Article ID: 941145 - View products that this article applies to.
In Windows 7 and in Windows Vista, the Wake On LAN (WOL) feature can wake a remote computer from a power-saving state such as sleep. When you enable WOL, the network adapter continues listening to the network when the computer is asleep. WOL wakes the computer if it receives a special data packet.
One kind of special data packet contains a wake-up pattern. By default, Windows 7 and Windows Vista listen for the following packets when you enable WOL:
In most cases, a wake-up pattern or a Magic Packet enables remote access to a computer that is in a power-saving state. However, some networking protocols use these packets for other purposes. For example, routers use ARP packets to periodically confirm the presence of a computer. Such protocols do not use these packets to wake computers. However, in some networks, network traffic may wake up a remote computer by mistake. These unwanted wake-up events may occur in especially noisy environments such as enterprise networks. Therefore, by default, WOL is disabled in Windows 7 and in Windows Vista.
WOL can be an effective way to conserve power while keeping a computer reachable on the network.
However, unwanted wake events may occur after you enable WOL. For example, the computer may wake up soon after it enters a power-saving state. One cause may be that the network environment generates wake-up patterns too frequently. In this situation, we strongly recommend that you configure the computer to wake only in response to Magic Packets. Magic Packets are especially designed to wake up a computer from a power-saving state. Also, because a Magic Packet is specific to the MAC address of a network adapter, a Magic Packet is very unlikely to be sent accidentally.
To configure Windows 7 in this manner, follow these steps:
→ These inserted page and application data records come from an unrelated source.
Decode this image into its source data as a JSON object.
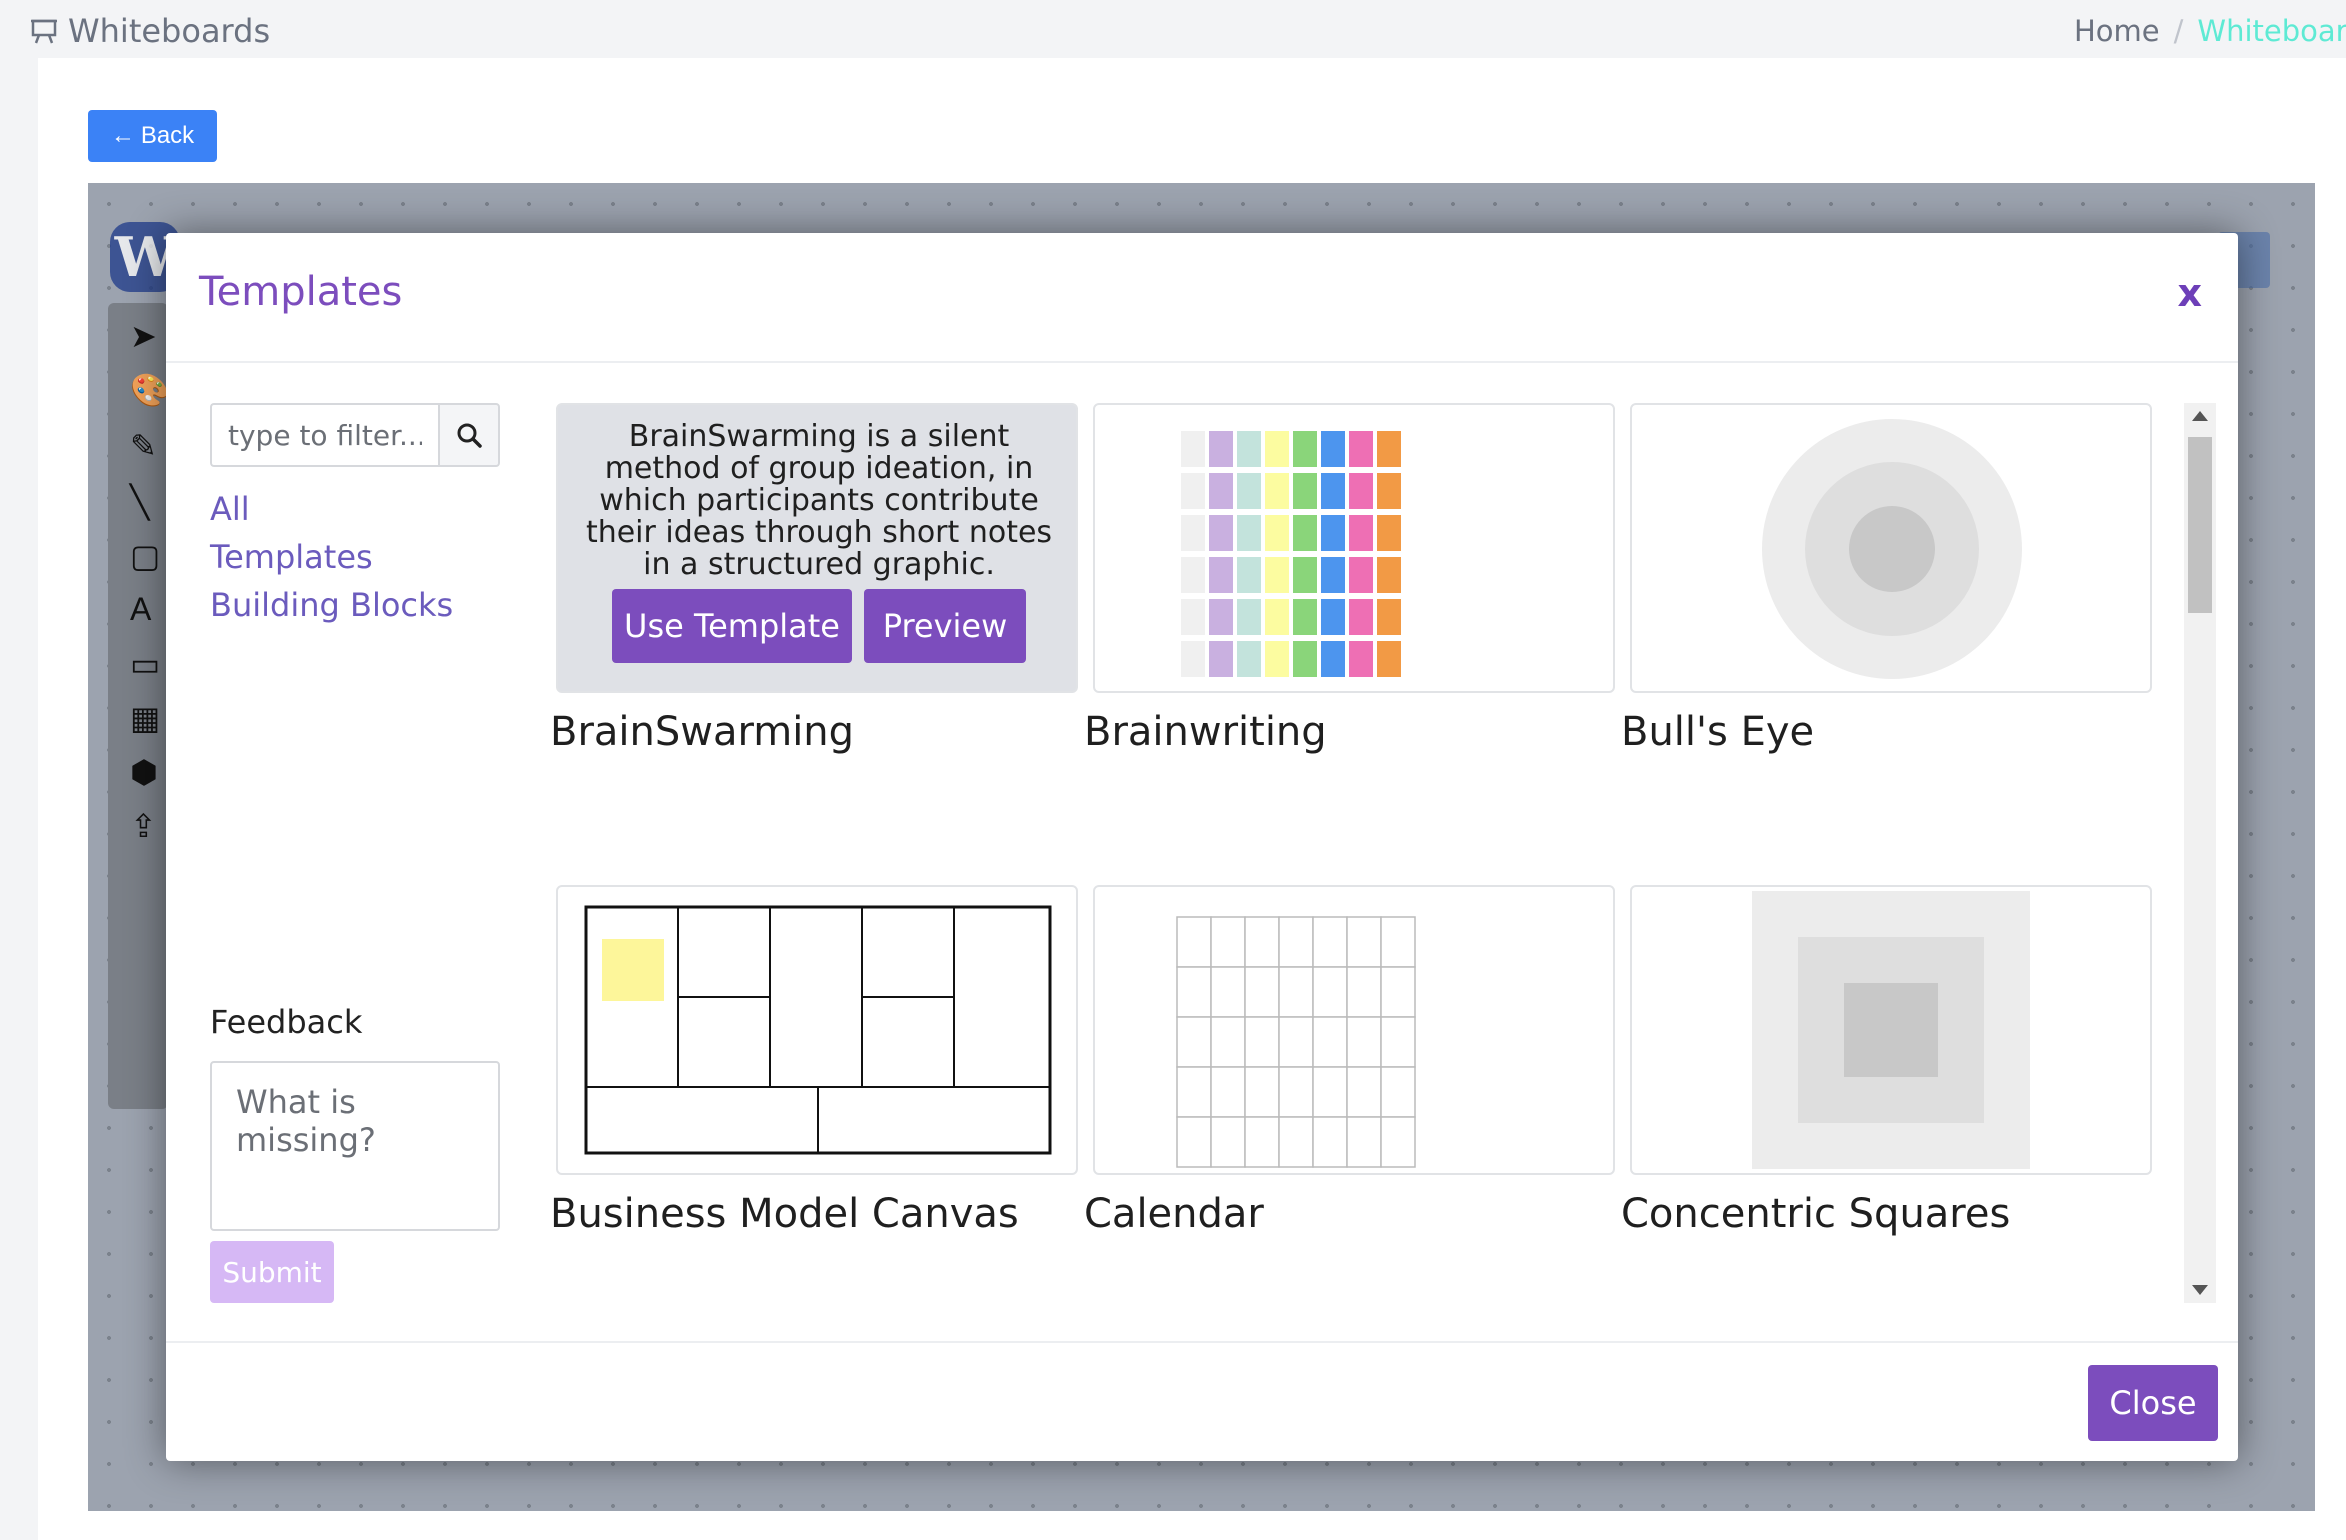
{
  "header": {
    "title": "Whiteboards",
    "breadcrumb": [
      "Home",
      "Whiteboards"
    ]
  },
  "back_label": "Back",
  "modal": {
    "title": "Templates",
    "close_x": "x",
    "filter_placeholder": "type to filter...",
    "categories": [
      "All",
      "Templates",
      "Building Blocks"
    ],
    "feedback_label": "Feedback",
    "feedback_placeholder": "What is missing?",
    "submit_label": "Submit",
    "close_label": "Close",
    "templates": [
      {
        "name": "BrainSwarming",
        "description": "BrainSwarming is a silent method of group ideation, in which participants contribute their ideas through short notes in a structured graphic.",
        "use_label": "Use Template",
        "preview_label": "Preview"
      },
      {
        "name": "Brainwriting"
      },
      {
        "name": "Bull's Eye"
      },
      {
        "name": "Business Model Canvas"
      },
      {
        "name": "Calendar"
      },
      {
        "name": "Concentric Squares"
      }
    ]
  },
  "colors": {
    "accent": "#7c4dbd",
    "primary_blue": "#3b82f6",
    "breadcrumb_active": "#5eead4"
  }
}
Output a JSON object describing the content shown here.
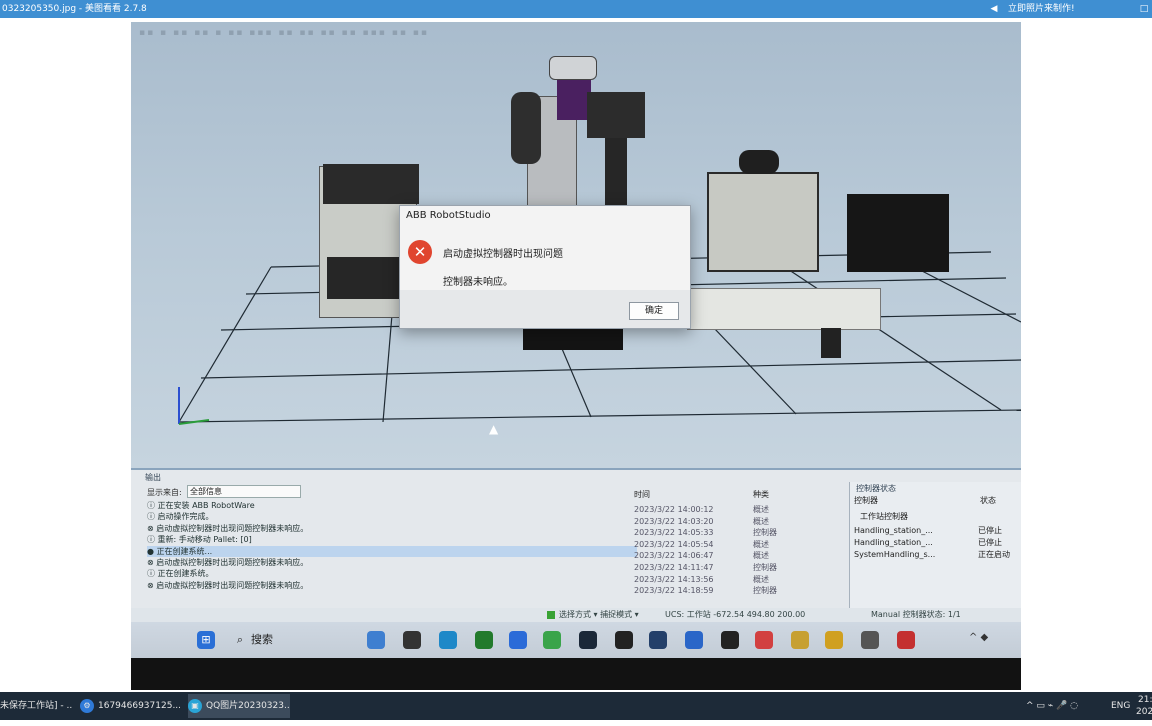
{
  "viewer": {
    "title": "0323205350.jpg - 美图看看 2.7.8",
    "speaker_icon": "speaker-icon",
    "promo": "立即照片来制作!",
    "maximize_label": "□"
  },
  "scene": {
    "toolbar_text": "▪▪ ▪ ▪▪ ▪▪ ▪ ▪▪ ▪▪▪ ▪▪ ▪▪ ▪▪ ▪▪ ▪▪▪ ▪▪ ▪▪"
  },
  "dialog": {
    "title": "ABB RobotStudio",
    "icon": "error-icon",
    "icon_glyph": "✕",
    "message": "启动虚拟控制器时出现问题",
    "detail": "控制器未响应。",
    "ok_label": "确定"
  },
  "output": {
    "tab_label": "输出",
    "filter_label": "显示来自:",
    "filter_value": "全部信息",
    "col_time": "时间",
    "col_category": "种类",
    "messages": [
      "ⓘ 正在安装 ABB RobotWare",
      "ⓘ 启动操作完成。",
      "⊗ 启动虚拟控制器时出现问题控制器未响应。",
      "ⓘ 重新: 手动移动 Pallet: [0]",
      "● 正在创建系统...",
      "⊗ 启动虚拟控制器时出现问题控制器未响应。",
      "ⓘ 正在创建系统。",
      "⊗ 启动虚拟控制器时出现问题控制器未响应。"
    ],
    "times": [
      "2023/3/22 14:00:12",
      "2023/3/22 14:03:20",
      "2023/3/22 14:05:33",
      "2023/3/22 14:05:54",
      "2023/3/22 14:06:47",
      "2023/3/22 14:11:47",
      "2023/3/22 14:13:56",
      "2023/3/22 14:18:59"
    ],
    "categories": [
      "概述",
      "概述",
      "控制器",
      "概述",
      "概述",
      "控制器",
      "概述",
      "控制器"
    ]
  },
  "controller_panel": {
    "header": "控制器状态",
    "col_controller": "控制器",
    "col_state": "状态",
    "group": "工作站控制器",
    "rows": [
      {
        "name": "Handling_station_...",
        "state": "已停止"
      },
      {
        "name": "Handling_station_...",
        "state": "已停止"
      },
      {
        "name": "SystemHandling_s...",
        "state": "正在启动"
      }
    ]
  },
  "status_bar": {
    "mode": "选择方式 ▾ 捕捉模式 ▾",
    "coords": "UCS: 工作站  -672.54  494.80  200.00",
    "right": "Manual  控制器状态: 1/1"
  },
  "photo_taskbar": {
    "search_label": "搜索",
    "search_icon": "search-icon",
    "tray": "^ ◆"
  },
  "taskbar": {
    "items": [
      {
        "label": "未保存工作站] - ...",
        "icon": "robotstudio-icon"
      },
      {
        "label": "1679466937125...",
        "icon": "settings-icon"
      },
      {
        "label": "QQ图片20230323...",
        "icon": "image-viewer-icon"
      }
    ],
    "tray_icons": "^ ▭ ⌁ 🎤 ◌",
    "lang": "ENG",
    "time": "21:",
    "date": "202"
  },
  "colors": {
    "viewer_titlebar": "#3f8fd2",
    "error": "#e0452f",
    "taskbar": "#1d2a38"
  }
}
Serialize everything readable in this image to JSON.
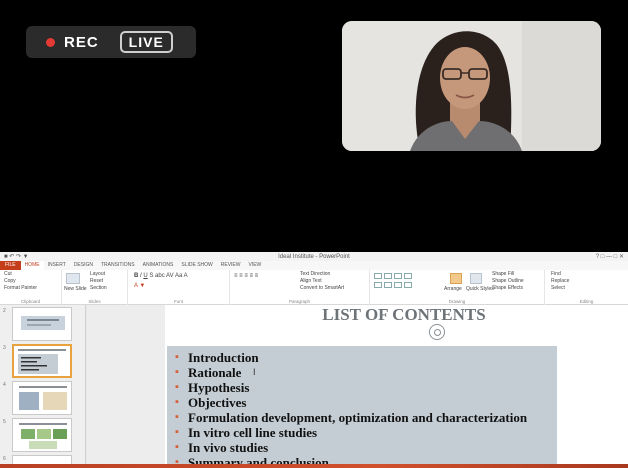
{
  "call": {
    "rec_label": "REC",
    "live_label": "LIVE",
    "rec_color": "#e53935"
  },
  "ppt": {
    "window_title": "Ideal Institute - PowerPoint",
    "tabs": {
      "file": "FILE",
      "home": "HOME",
      "insert": "INSERT",
      "design": "DESIGN",
      "transitions": "TRANSITIONS",
      "animations": "ANIMATIONS",
      "slideshow": "SLIDE SHOW",
      "review": "REVIEW",
      "view": "VIEW"
    },
    "ribbon": {
      "cut": "Cut",
      "copy": "Copy",
      "format_painter": "Format Painter",
      "clipboard": "Clipboard",
      "new_slide": "New Slide",
      "layout": "Layout",
      "reset": "Reset",
      "section": "Section",
      "slides": "Slides",
      "font": "Font",
      "text_direction": "Text Direction",
      "align_text": "Align Text",
      "convert_smartart": "Convert to SmartArt",
      "paragraph": "Paragraph",
      "arrange": "Arrange",
      "quick_styles": "Quick Styles",
      "shape_fill": "Shape Fill",
      "shape_outline": "Shape Outline",
      "shape_effects": "Shape Effects",
      "drawing": "Drawing",
      "find": "Find",
      "replace": "Replace",
      "select": "Select",
      "editing": "Editing"
    },
    "slide_numbers": [
      "2",
      "3",
      "4",
      "5",
      "6"
    ],
    "slide": {
      "title": "LIST OF CONTENTS",
      "bullets": [
        "Introduction",
        "Rationale",
        "Hypothesis",
        "Objectives",
        "Formulation development, optimization and characterization",
        "In vitro cell line studies",
        "In vivo studies",
        "Summary and conclusion"
      ],
      "bullet_color": "#d5613a",
      "box_color": "#c4cdd4"
    },
    "accent_color": "#c43e1c"
  }
}
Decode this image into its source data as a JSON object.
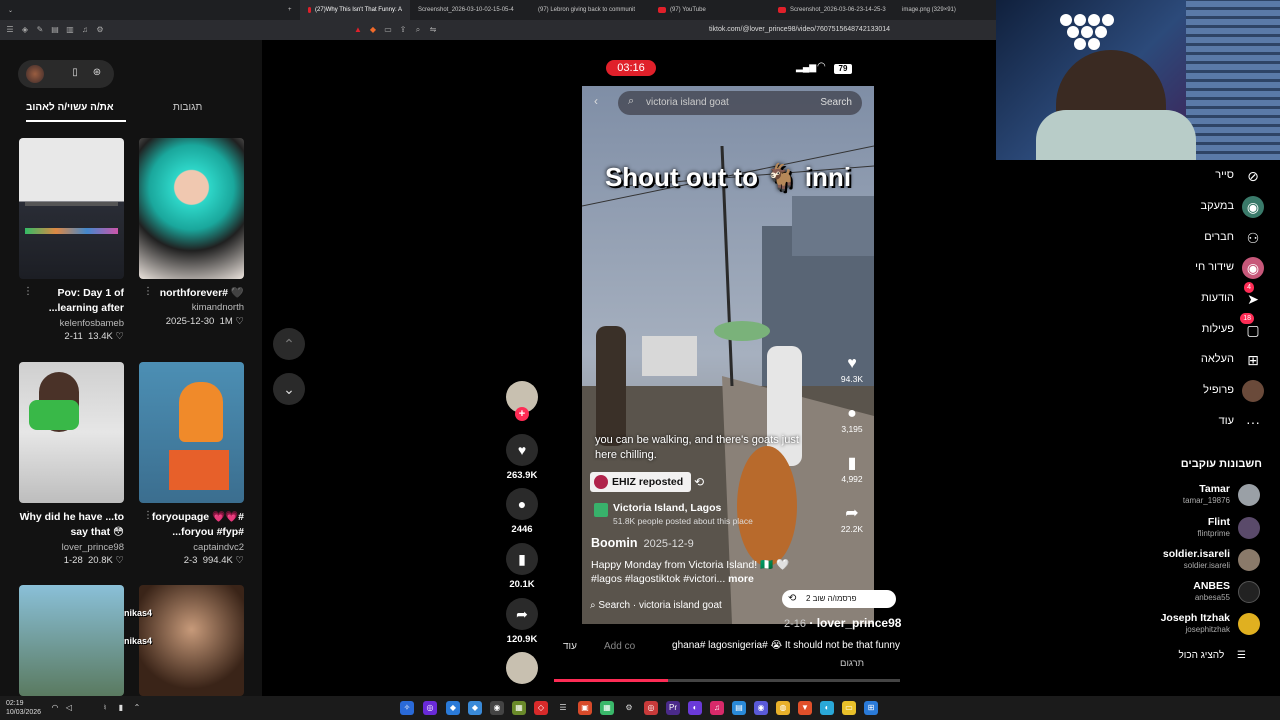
{
  "browser": {
    "tabs": [
      {
        "label": "(27)Why This Isn't That Funny: A",
        "active": true
      },
      {
        "label": "Screenshot_2026-03-10-02-15-05-4",
        "active": false
      },
      {
        "label": "(97) Lebron giving back to communit",
        "active": false
      },
      {
        "label": "(97) YouTube",
        "active": false
      },
      {
        "label": "Screenshot_2026-03-06-23-14-25-3",
        "active": false
      },
      {
        "label": "image.png (329×91)",
        "active": false
      }
    ],
    "url": "tiktok.com/@lover_prince98/video/7607515648742133014"
  },
  "left_panel": {
    "tab_liked": "את/ה עשוי/ה לאהוב",
    "tab_comments": "תגובות",
    "videos": [
      {
        "title": "Pov: Day 1 of ...learning after",
        "author": "kelenfosbameb",
        "date": "2-11",
        "likes": "13.4K ♡"
      },
      {
        "title": "northforever# 🖤",
        "author": "kimandnorth",
        "date": "2025-12-30",
        "likes": "1M ♡"
      },
      {
        "title": "Why did he have ...to say that 😳",
        "author": "lover_prince98",
        "date": "1-28",
        "likes": "20.8K ♡"
      },
      {
        "title": "foryoupage 💗💗# ...foryou #fyp#",
        "author": "captaindvc2",
        "date": "2-3",
        "likes": "994.4K ♡"
      },
      {
        "title": "",
        "author": "",
        "date": "",
        "likes": ""
      },
      {
        "title": "",
        "author": "",
        "date": "",
        "likes": ""
      }
    ]
  },
  "video": {
    "time": "03:16",
    "battery": "79",
    "search_query": "victoria island goat",
    "search_button": "Search",
    "caption": "Shout out to 🐐 inni",
    "subtitle": "you can be walking, and there's goats just here chilling.",
    "repost_label": "EHIZ reposted",
    "location_name": "Victoria Island, Lagos",
    "location_sub": "51.8K people posted about this place",
    "author": "Boomin",
    "date": "2025-12-9",
    "description": "Happy Monday from Victoria Island! 🇳🇬 🤍 #lagos #lagostiktok #victori...",
    "more": "more",
    "bottom_search": "Search · victoria island goat",
    "likes": "94.3K",
    "comments": "3,195",
    "saves": "4,992",
    "shares": "22.2K"
  },
  "actions": {
    "likes": "263.9K",
    "comments": "2446",
    "saves": "20.1K",
    "shares": "120.9K"
  },
  "post": {
    "shared_by": "2 פרסמו/ה שוב",
    "username": "lover_prince98",
    "date": "2-16",
    "caption": "ghana# lagosnigeria# 😭 It should not be that funny",
    "translate": "תרגום",
    "comment_placeholder": "Add co",
    "more": "עוד"
  },
  "right_nav": [
    {
      "label": "סייר",
      "icon": "compass-icon"
    },
    {
      "label": "במעקב",
      "icon": "following-icon"
    },
    {
      "label": "חברים",
      "icon": "friends-icon"
    },
    {
      "label": "שידור חי",
      "icon": "live-icon"
    },
    {
      "label": "הודעות",
      "icon": "messages-icon",
      "badge": "4"
    },
    {
      "label": "פעילות",
      "icon": "activity-icon",
      "badge": "18"
    },
    {
      "label": "העלאה",
      "icon": "upload-icon"
    },
    {
      "label": "פרופיל",
      "icon": "profile-icon"
    },
    {
      "label": "עוד",
      "icon": "more-icon"
    }
  ],
  "following_section": "חשבונות עוקבים",
  "following": [
    {
      "name": "Tamar",
      "handle": "tamar_19876"
    },
    {
      "name": "Flint",
      "handle": "flintprime"
    },
    {
      "name": "soldier.isareli",
      "handle": "soldier.isareli"
    },
    {
      "name": "ANBES",
      "handle": "anbesa55"
    },
    {
      "name": "Joseph Itzhak",
      "handle": "josephitzhak"
    }
  ],
  "show_all": "להציג הכול",
  "chat": [
    "nikas4",
    "nikas4"
  ],
  "taskbar": {
    "time": "02:19",
    "date": "10/03/2026"
  }
}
You may also have to enable BIOS settings to enable WOL. The specific BIOS settings depend on the manufacturer of the computer.
Article ID: 941145 - Last Review: December 3, 2010 - Revision: 3.0